After a short intermission and a video thank you message showcasing sponsors of the event, emcee Conrad Dalton was back on the air with prize drawings!
Roger Andrade thanked members for virtually joining the Co-op for the 76th Annual Meeting. He stated he had been looking forward to holding the meeting in person, but, after discussion with the board, all concurred that holding it virtually was the prudent course of action.
Mr. Andrade thanked employees who contributed to the making of the meeting, and the board of directors, for their leadership through tough times.
“When December 31st rolled around, I think I can speak for everyone when I say, “I’m glad that’s over!” We all wanted to turn the page and close that chapter of the book, along with all the challenges and difficulties that came with it. Then along came 2021, and said, “Hold my beer!”, Andrade chuckled.
He recounted the difficult way the year started, with the January 6 insurrection and the impact Winter Storm Uri had on the Co-op, stating it was the costliest winter storm on record, and the second deadliest storm in North America. Andrade said he could easily fill the entire report with all the negative events which transpired this year, but instead, would focus on what has kept the Cooperative busy this year.
Mr. Andrade stated that efforts to perform maintenance had been redoubled, and that in doing so, the Co-op ensured contractor crews remained present performing system improvements. The importance of this, he said, was that it not only provided for the updating of aged infrastructure, it also allows RGEC to have additional resources, or “boots on the ground”, when storms hit. He said it has paid tremendous dividends in terms of responding to outages and minimizing losses due to damages to poles and downed lines, etc, and has contributed to better restoration times than the Co-op has had in prior storms.
“Although the pandemic continued to wreak havoc on all aspects of our lives here and around the world,” Andrade stated, “Rio Grande took a dedicated approach to ensure that the people, the technology, and the materials were available to continue to operate and maintain the Co-op’s infrastructure.” He stated that the materials alliance with Texas Electric Cooperatives has provided a major benefit to RGEC in this respect.
Highlights of the CEO Report Included
- New risk insurance premium increase of only 0.30% with no changes in coverage. Noteworthy due to western wildfires and Winter Storm Uri -- some insurers would not reinsure existing policyholders.
- Renewed employee health insurance at 0% increase with no changes in coverage. Noteworthy due to massive number of claims and medical visits associated with the pandemic.
- Launch of newly redesigned website

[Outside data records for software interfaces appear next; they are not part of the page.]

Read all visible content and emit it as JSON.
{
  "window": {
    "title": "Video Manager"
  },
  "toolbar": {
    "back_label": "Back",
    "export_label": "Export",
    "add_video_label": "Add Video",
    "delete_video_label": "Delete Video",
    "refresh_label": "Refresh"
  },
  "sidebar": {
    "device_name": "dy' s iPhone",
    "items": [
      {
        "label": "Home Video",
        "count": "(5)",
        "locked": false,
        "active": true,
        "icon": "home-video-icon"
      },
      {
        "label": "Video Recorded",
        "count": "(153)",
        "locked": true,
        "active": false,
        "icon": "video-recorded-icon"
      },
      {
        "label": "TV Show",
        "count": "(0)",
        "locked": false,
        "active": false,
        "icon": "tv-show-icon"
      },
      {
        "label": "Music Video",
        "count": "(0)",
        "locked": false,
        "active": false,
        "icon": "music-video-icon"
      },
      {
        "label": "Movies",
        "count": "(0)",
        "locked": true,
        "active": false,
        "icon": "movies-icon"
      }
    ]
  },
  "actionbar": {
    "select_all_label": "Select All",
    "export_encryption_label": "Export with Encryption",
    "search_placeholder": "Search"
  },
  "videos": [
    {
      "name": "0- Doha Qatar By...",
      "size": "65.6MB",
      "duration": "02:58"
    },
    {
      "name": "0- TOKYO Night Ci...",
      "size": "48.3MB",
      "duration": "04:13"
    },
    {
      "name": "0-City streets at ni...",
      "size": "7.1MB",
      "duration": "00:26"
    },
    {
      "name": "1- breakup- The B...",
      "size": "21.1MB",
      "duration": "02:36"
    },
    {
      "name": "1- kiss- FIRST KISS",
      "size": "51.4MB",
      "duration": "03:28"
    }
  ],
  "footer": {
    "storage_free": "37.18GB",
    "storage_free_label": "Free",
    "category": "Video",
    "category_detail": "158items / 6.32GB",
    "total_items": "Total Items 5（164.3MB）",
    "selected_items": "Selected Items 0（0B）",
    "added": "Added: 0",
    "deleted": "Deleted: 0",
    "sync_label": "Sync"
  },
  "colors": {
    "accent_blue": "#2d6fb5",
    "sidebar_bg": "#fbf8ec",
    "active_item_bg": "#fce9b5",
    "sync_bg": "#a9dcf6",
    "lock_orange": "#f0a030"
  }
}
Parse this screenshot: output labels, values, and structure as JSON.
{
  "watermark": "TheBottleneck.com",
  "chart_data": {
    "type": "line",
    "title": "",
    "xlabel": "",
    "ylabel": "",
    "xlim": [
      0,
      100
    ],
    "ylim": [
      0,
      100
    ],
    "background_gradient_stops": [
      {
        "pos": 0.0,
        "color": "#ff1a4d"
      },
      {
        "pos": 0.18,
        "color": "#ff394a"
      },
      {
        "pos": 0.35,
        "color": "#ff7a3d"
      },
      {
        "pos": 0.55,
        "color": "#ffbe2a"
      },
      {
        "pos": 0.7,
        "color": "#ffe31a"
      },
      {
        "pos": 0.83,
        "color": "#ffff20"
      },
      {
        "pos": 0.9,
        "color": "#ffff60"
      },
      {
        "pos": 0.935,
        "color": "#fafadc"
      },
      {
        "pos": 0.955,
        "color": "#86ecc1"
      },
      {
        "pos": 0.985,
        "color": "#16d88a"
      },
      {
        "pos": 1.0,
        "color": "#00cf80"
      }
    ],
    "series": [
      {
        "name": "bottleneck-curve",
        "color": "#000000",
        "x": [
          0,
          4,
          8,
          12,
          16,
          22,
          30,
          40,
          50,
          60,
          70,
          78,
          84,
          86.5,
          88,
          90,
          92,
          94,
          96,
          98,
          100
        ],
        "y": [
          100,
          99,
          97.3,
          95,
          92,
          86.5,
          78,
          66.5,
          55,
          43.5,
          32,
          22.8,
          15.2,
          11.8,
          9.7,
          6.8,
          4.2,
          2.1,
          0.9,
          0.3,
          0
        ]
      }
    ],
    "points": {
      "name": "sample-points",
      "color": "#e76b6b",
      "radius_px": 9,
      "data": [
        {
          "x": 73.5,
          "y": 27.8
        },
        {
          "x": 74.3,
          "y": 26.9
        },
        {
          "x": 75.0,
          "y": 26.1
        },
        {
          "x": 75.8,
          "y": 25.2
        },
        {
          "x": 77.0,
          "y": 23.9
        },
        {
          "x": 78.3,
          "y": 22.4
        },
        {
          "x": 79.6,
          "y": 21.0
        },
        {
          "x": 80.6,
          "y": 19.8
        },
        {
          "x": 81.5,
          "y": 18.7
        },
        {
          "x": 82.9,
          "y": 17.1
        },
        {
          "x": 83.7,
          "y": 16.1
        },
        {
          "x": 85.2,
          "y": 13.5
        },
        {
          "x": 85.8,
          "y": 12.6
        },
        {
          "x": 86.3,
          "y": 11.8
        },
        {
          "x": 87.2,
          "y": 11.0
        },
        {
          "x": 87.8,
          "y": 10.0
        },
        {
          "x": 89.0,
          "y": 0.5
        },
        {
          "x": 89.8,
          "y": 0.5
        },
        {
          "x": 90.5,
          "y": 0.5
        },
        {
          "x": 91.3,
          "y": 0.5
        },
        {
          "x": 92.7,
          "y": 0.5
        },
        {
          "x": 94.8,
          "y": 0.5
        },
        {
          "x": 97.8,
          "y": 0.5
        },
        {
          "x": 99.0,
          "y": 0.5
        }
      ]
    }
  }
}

Mr. Andrade concluded by reiterating the statements made by President Foster and CFO Shawn Stanley -- The Cooperative is in good financial condition. “Therefore,” he added, “we do not anticipate having to resort to any rate increases in the near future.”
Ms. Quiroz presented an overview of RGEC from an operational standpoint, including the following:
- 162 employees
- 6 area locations
- 9,990 miles of energized line
- 14,912 services in place
- 35,000 sq. mile service territory
- Largest cooperative territory in contiguous US
- Operations field crews drove over 1 million mi.
- Worked 111,000 hrs.
- Field Crews restored 3,415 outages
- Connected 155 new services
- Centered on 84 construction projects.
- Only 3 Lost Day Injuries
She then touched on the recently board-approved 4-year Construction Work Plan, which provides an orderly plan to carry out construction and other needed improvements for the next 4 years, beginning in 2022.
Health and Safety remain at the core of RGEC’s challenges this year. She thanked Co-op employees and their families for their sacrifices and commitment.
Ms. Quiroz also presented a video showcasing the many employees behind the scenes at the Co-op. She said that every employee is working for the membership. She concluded by stating, “They never forget that they work for you. If they’re not serving you directly, they’re serving someone who is.”
If you missed it October 9th, view the recording on our emPOWER page.